A recent survey of 2,000 Americans by the online lending marketplace LendingTree found that 24% of Gen Z-ers and 20% of millennials are more interested in football because of Swift. Eighteen percent of Americans — and 31% of Gen Z-ers — said they're rooting for the Chiefs because of her.

And 16% of Americans said Swift had influenced them to spend money on football, such as buying memorabilia or signing up for a streaming service to watch games.

"If there's one thing that people should've learned all too well by now, it's that you should never be surprised by the enormity of Swift's influence," LendingTree chief credit analyst Matt Schulz said. "We've seen it with her records and concerts, of course, but we've also seen it in movies, politics, and now football."

Earlier this week, Swift announced that an extended version of her Eras Tour concert film, which set multiple box office records of its own after it was released in October, will head to Disney+ in March. The following month she will release her new album, The Tortured Poets Department, which she announced at last weekend's Grammy Awards.

Just like with the concert, Swifties are more likely to be watching the Super Bowl on screen than in person, though a study from one company found that 1% of them would sell an organ to pay for the experience.
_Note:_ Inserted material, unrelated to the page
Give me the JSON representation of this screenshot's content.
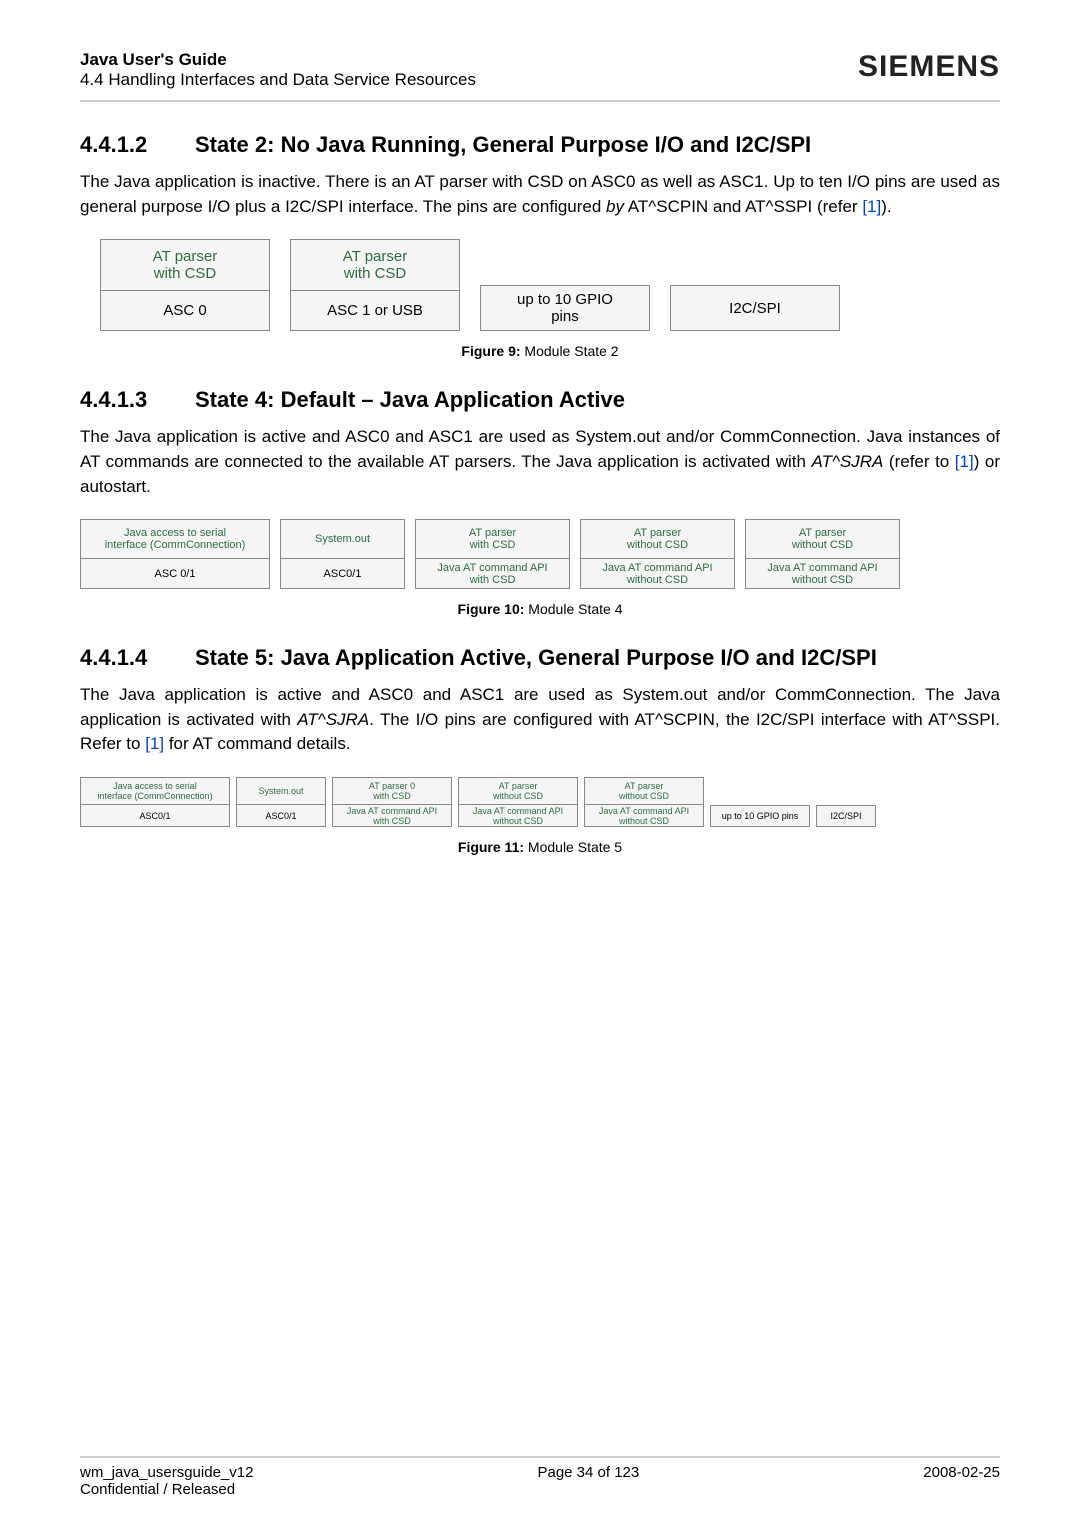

And if the how-to guides cropping up online this week are any indication, the Swift-themed watch parties are likely to be very glittery.

Copyright 2024 NPR. To see more, visit https://www.npr.org.

Rachel Treisman (she/her) is a writer and editor for the Morning Edition live blog, which she helped launch in early 2021.